- Opening Delimiter -

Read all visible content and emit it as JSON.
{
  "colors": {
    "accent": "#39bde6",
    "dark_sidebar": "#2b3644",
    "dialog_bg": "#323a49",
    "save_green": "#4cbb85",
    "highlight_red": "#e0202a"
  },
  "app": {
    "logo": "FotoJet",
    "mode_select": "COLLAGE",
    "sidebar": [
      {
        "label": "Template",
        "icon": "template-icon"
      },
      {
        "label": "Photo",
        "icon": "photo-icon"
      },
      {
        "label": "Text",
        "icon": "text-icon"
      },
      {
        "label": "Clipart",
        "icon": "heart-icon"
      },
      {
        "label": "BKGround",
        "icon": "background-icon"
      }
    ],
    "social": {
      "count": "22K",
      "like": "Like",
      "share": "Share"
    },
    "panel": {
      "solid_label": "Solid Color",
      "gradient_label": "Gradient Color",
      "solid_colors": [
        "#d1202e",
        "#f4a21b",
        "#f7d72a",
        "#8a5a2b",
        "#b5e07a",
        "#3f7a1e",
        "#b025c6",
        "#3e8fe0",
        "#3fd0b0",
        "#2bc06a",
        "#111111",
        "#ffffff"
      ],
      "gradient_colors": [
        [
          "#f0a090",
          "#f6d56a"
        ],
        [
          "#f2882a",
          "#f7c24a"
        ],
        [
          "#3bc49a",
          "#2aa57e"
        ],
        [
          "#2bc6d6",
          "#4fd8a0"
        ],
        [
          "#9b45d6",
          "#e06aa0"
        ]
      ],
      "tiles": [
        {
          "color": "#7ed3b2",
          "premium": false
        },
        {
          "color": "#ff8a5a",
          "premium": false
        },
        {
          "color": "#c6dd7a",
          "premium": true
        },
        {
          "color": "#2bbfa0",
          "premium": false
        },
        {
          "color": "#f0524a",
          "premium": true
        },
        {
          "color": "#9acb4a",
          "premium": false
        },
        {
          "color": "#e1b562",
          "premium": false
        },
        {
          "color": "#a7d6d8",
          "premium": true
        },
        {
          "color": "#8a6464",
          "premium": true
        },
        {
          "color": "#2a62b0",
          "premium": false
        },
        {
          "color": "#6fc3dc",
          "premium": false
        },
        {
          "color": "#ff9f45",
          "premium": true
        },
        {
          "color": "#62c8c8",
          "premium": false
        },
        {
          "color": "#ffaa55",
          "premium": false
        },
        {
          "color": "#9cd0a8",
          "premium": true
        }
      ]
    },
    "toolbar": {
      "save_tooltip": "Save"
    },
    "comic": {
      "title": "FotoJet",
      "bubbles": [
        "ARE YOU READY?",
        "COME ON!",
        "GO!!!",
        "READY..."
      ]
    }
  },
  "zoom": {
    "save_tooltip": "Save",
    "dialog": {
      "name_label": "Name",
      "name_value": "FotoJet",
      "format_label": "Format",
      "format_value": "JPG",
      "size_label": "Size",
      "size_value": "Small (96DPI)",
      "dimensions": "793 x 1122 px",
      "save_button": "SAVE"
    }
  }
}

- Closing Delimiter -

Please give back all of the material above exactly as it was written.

| Task response |
Read all visible content and emit it as JSON.
{
  "colors": {
    "accent": "#39bde6",
    "dark_sidebar": "#2b3644",
    "dialog_bg": "#323a49",
    "save_green": "#4cbb85",
    "highlight_red": "#e0202a"
  },
  "app": {
    "logo": "FotoJet",
    "mode_select": "COLLAGE",
    "sidebar": [
      {
        "label": "Template",
        "icon": "template-icon"
      },
      {
        "label": "Photo",
        "icon": "photo-icon"
      },
      {
        "label": "Text",
        "icon": "text-icon"
      },
      {
        "label": "Clipart",
        "icon": "heart-icon"
      },
      {
        "label": "BKGround",
        "icon": "background-icon"
      }
    ],
    "social": {
      "count": "22K",
      "like": "Like",
      "share": "Share"
    },
    "panel": {
      "solid_label": "Solid Color",
      "gradient_label": "Gradient Color",
      "solid_colors": [
        "#d1202e",
        "#f4a21b",
        "#f7d72a",
        "#8a5a2b",
        "#b5e07a",
        "#3f7a1e",
        "#b025c6",
        "#3e8fe0",
        "#3fd0b0",
        "#2bc06a",
        "#111111",
        "#ffffff"
      ],
      "gradient_colors": [
        [
          "#f0a090",
          "#f6d56a"
        ],
        [
          "#f2882a",
          "#f7c24a"
        ],
        [
          "#3bc49a",
          "#2aa57e"
        ],
        [
          "#2bc6d6",
          "#4fd8a0"
        ],
        [
          "#9b45d6",
          "#e06aa0"
        ]
      ],
      "tiles": [
        {
          "color": "#7ed3b2",
          "premium": false
        },
        {
          "color": "#ff8a5a",
          "premium": false
        },
        {
          "color": "#c6dd7a",
          "premium": true
        },
        {
          "color": "#2bbfa0",
          "premium": false
        },
        {
          "color": "#f0524a",
          "premium": true
        },
        {
          "color": "#9acb4a",
          "premium": false
        },
        {
          "color": "#e1b562",
          "premium": false
        },
        {
          "color": "#a7d6d8",
          "premium": true
        },
        {
          "color": "#8a6464",
          "premium": true
        },
        {
          "color": "#2a62b0",
          "premium": false
        },
        {
          "color": "#6fc3dc",
          "premium": false
        },
        {
          "color": "#ff9f45",
          "premium": true
        },
        {
          "color": "#62c8c8",
          "premium": false
        },
        {
          "color": "#ffaa55",
          "premium": false
        },
        {
          "color": "#9cd0a8",
          "premium": true
        }
      ]
    },
    "toolbar": {
      "save_tooltip": "Save"
    },
    "comic": {
      "title": "FotoJet",
      "bubbles": [
        "ARE YOU READY?",
        "COME ON!",
        "GO!!!",
        "READY..."
      ]
    }
  },
  "zoom": {
    "save_tooltip": "Save",
    "dialog": {
      "name_label": "Name",
      "name_value": "FotoJet",
      "format_label": "Format",
      "format_value": "JPG",
      "size_label": "Size",
      "size_value": "Small (96DPI)",
      "dimensions": "793 x 1122 px",
      "save_button": "SAVE"
    }
  }
}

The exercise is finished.